Nigeria is already a key target for local and transnational terrorist’s franchises. It presents the kind of high profile target rich environment that would guarantee success and publicity for a perpetrator.
With active conflicts and contested spaces in the North East, South South and Middle Belt and well armed Islamic, tribal and criminal groups, light weapons, grenades and IEDs are easily accessible to as well as the trained, motivated personnel needed to perpetrate these acts..
Likely target cities include as Lagos, Abuja or Port Harcourt, which have large numbers of foreign visitors, wealthy Nigerians and luxury hotels and shopping malls however other cities such as Kano, Kaduna, Sokoto, Calabar, Benin also have the right target set.
The type of attacks could differ by location and perpetrator; criminal or militant groups in the South would be more likely to take hostages for publicity, to obtain and favourable bargaining position or kidnap for ransom. In the north the attacks would most likely follow the pattern of those in other countries, where most have been conducted by AQIM or their affiliates.

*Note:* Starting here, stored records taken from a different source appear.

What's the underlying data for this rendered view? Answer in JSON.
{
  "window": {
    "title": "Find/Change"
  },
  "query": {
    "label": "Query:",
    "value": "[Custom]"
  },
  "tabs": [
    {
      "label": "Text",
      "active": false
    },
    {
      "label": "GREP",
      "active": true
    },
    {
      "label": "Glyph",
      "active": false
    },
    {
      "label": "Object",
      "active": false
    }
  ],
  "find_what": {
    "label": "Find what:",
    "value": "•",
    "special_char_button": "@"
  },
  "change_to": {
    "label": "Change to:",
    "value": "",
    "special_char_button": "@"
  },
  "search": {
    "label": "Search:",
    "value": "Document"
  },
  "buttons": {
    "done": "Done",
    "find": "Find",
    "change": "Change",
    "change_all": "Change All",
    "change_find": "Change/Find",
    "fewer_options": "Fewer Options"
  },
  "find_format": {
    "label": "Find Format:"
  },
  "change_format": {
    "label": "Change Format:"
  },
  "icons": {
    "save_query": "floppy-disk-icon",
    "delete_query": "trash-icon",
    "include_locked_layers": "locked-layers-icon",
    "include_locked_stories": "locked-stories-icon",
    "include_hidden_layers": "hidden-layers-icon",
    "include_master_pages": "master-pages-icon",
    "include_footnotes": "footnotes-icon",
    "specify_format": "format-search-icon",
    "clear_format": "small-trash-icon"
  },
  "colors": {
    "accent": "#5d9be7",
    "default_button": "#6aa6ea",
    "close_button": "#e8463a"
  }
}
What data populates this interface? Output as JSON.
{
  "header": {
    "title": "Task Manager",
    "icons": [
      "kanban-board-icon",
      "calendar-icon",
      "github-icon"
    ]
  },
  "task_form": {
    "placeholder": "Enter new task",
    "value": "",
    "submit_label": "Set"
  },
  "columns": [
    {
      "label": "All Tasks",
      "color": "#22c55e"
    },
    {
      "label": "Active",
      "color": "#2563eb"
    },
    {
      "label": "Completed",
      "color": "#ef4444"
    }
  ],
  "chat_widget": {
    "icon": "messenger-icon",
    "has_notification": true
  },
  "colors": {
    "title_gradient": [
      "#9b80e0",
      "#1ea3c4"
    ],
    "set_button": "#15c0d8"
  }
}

In Nigeria, the closest associate to AQIM is Ansaru (in as much as they still exist), who whilst extremely brutal have shown an inclination to discriminate in their attacks (between Muslims and non Muslims)
However other than this minor distinction, an attack by Ansaru, Boko Haram or any other extremist religiously inspired group, would inevitably be a mass casualty event.
This is relevant as Ansaru’s links to MUJAO and AQIM are very strong. It might be significant that the nom de guerre of most of the attackers is ‘al Ansari’, they spoke languages foreign to target countries (Hausa, Fulani or Arabic would be at least recognisable) or wore Nigeria Army type uniforms in some propaganda videos.
These attacks are cheap and relatively easy to mount. Whilst most attacks are perpetrated by AQIM, they are easy to copy and replicate and any group with access to weapons and motivated individuals can commit these attacks.
As Boko Haram sees its battlefield fortunes wane, the coalition of jihadists, criminals and mercenaries could split and splinter.
If Ansaru or another successor group wishes to assert its independence or herald its alliance with AQIM, the hotel/ resort attack would be the ideal vehicle.
In the next instalment we will review the process by which these attacks are planned and executed and potential counter measures